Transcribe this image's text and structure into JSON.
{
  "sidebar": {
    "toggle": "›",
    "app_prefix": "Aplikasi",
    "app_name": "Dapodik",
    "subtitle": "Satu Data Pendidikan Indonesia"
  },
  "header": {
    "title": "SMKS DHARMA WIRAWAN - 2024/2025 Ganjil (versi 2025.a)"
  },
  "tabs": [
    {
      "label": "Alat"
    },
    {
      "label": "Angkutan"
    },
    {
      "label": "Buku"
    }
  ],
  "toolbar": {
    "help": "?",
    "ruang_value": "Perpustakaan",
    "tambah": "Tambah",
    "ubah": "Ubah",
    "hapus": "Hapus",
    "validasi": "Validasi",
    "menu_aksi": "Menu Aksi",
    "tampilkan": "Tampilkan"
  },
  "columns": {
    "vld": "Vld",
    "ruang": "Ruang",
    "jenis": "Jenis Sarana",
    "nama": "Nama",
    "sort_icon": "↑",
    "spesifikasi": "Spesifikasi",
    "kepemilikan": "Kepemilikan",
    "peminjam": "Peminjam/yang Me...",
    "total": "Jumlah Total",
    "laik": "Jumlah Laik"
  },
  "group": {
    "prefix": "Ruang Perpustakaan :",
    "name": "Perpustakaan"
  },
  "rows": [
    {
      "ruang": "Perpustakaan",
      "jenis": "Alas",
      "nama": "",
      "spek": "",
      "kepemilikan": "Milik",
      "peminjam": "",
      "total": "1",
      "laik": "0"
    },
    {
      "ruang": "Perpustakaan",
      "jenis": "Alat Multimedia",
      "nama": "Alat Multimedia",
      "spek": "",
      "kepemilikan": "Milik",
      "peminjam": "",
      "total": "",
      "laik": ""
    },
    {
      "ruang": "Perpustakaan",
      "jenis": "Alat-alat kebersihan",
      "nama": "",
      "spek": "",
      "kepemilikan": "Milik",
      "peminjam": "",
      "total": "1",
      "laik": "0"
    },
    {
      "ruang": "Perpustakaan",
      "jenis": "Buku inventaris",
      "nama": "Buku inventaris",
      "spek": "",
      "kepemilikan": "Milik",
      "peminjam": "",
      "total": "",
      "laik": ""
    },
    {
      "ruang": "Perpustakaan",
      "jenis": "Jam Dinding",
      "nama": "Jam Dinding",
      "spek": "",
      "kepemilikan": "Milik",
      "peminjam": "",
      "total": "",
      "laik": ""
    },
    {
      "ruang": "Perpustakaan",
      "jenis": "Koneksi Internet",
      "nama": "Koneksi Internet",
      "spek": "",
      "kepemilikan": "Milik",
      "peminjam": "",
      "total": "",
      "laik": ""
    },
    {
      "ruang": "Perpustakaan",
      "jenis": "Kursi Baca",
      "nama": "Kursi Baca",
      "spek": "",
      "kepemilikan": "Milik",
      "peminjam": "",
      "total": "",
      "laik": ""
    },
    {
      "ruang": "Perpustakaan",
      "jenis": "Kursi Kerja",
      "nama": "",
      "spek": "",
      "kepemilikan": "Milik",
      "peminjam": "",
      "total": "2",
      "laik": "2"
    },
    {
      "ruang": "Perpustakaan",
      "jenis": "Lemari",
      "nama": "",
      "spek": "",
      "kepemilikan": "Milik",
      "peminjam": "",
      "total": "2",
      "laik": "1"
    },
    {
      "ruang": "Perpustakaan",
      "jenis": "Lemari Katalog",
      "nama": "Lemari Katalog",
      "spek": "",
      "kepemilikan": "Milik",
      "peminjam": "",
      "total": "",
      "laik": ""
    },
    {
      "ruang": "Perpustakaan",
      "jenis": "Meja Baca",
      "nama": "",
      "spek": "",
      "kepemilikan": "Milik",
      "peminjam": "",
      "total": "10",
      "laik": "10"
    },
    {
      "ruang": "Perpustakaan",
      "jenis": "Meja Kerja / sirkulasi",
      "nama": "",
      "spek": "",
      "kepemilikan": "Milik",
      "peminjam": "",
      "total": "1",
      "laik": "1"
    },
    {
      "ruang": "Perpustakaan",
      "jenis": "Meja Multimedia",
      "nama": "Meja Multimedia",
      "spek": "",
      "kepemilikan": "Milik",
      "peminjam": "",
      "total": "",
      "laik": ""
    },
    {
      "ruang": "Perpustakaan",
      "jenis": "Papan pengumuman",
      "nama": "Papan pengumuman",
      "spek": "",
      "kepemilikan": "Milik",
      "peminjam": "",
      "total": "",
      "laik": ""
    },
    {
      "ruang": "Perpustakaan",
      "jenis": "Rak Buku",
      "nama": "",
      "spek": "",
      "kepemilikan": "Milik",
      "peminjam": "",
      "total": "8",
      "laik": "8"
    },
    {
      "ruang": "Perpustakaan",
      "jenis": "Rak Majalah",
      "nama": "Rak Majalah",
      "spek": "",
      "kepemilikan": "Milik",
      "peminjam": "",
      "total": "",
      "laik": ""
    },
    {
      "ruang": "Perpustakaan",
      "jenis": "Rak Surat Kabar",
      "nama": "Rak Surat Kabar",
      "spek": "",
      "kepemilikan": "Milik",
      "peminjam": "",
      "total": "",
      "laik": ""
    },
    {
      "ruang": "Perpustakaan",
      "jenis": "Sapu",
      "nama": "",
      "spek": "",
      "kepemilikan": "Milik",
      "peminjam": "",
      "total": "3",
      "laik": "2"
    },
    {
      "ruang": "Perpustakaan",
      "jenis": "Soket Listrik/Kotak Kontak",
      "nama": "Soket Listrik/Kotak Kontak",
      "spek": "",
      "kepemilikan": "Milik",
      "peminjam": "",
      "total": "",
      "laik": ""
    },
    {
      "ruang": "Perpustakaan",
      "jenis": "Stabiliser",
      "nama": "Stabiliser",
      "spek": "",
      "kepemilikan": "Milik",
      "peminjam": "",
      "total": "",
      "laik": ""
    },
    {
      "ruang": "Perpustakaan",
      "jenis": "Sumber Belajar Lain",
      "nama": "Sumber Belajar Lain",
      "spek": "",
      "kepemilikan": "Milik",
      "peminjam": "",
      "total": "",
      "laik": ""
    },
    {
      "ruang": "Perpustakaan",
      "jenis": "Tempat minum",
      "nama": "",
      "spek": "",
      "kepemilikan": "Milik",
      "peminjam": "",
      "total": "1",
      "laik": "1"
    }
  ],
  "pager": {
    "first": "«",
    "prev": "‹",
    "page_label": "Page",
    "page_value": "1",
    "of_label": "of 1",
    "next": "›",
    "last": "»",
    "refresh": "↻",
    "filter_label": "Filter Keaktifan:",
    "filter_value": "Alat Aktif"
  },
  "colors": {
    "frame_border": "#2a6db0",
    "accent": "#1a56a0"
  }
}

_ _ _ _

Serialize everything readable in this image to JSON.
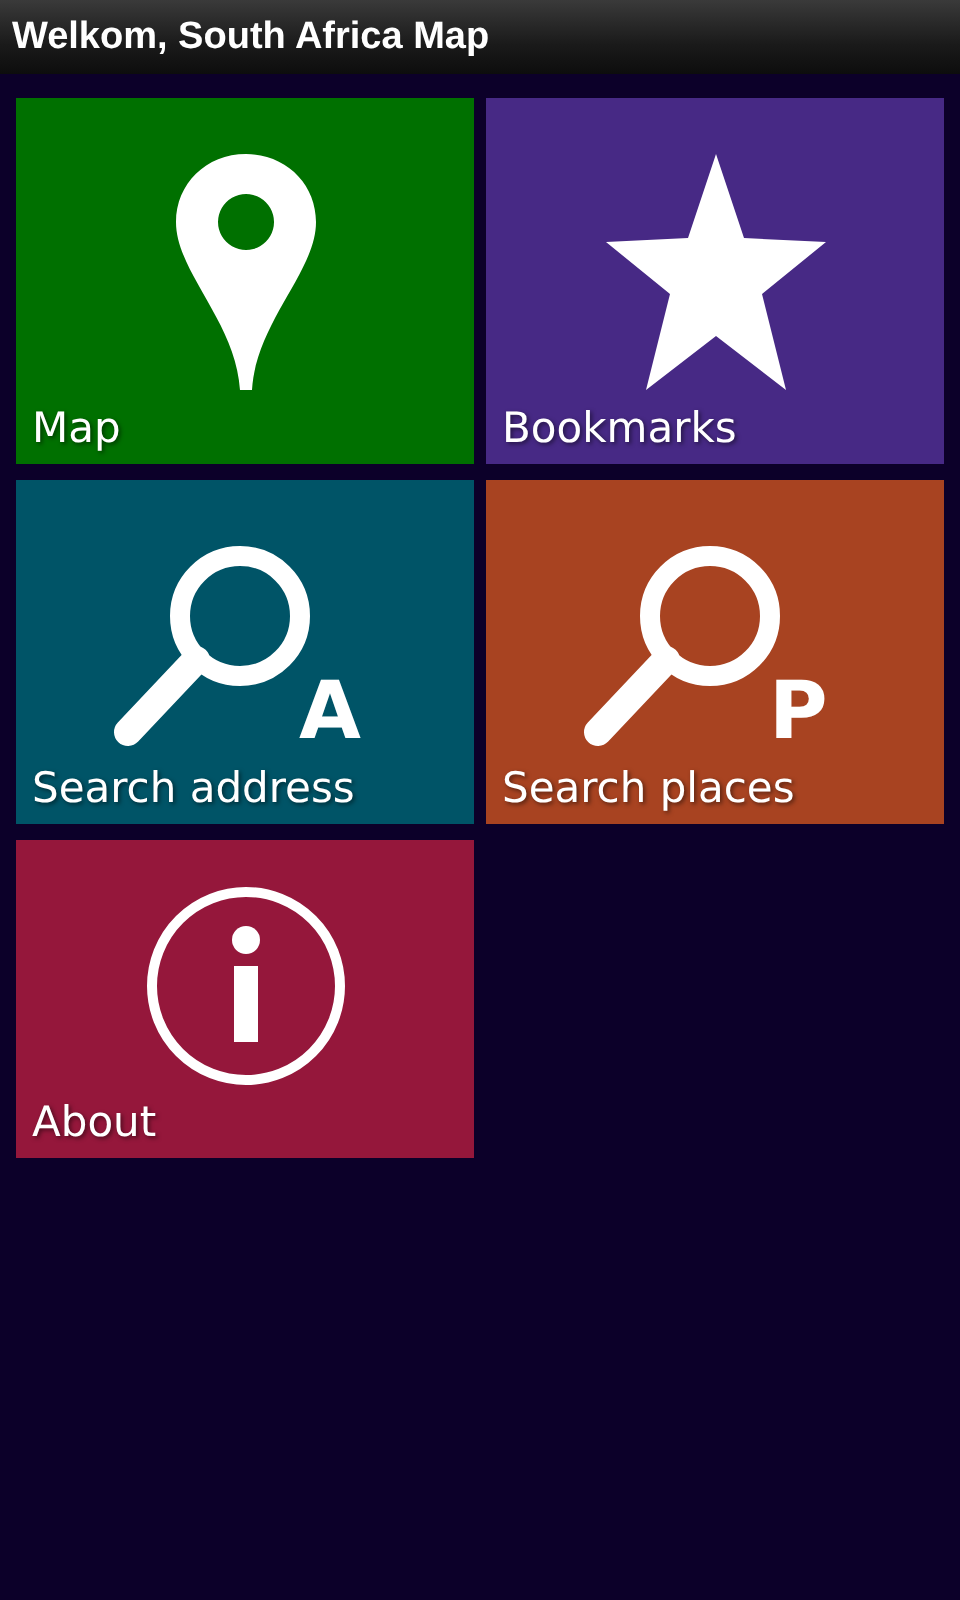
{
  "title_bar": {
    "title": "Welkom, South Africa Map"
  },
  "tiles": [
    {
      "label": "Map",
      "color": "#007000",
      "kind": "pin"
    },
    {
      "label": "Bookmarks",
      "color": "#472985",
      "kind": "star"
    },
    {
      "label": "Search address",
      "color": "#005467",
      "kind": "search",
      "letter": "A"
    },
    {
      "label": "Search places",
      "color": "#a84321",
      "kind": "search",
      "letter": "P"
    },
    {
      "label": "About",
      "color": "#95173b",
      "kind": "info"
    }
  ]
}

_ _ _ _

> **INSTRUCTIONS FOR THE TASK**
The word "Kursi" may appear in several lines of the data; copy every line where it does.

> **OUTPUT OF THE EXERCISE**
      "jenis": "Kursi Baca",
      "nama": "Kursi Baca",
      "jenis": "Kursi Kerja",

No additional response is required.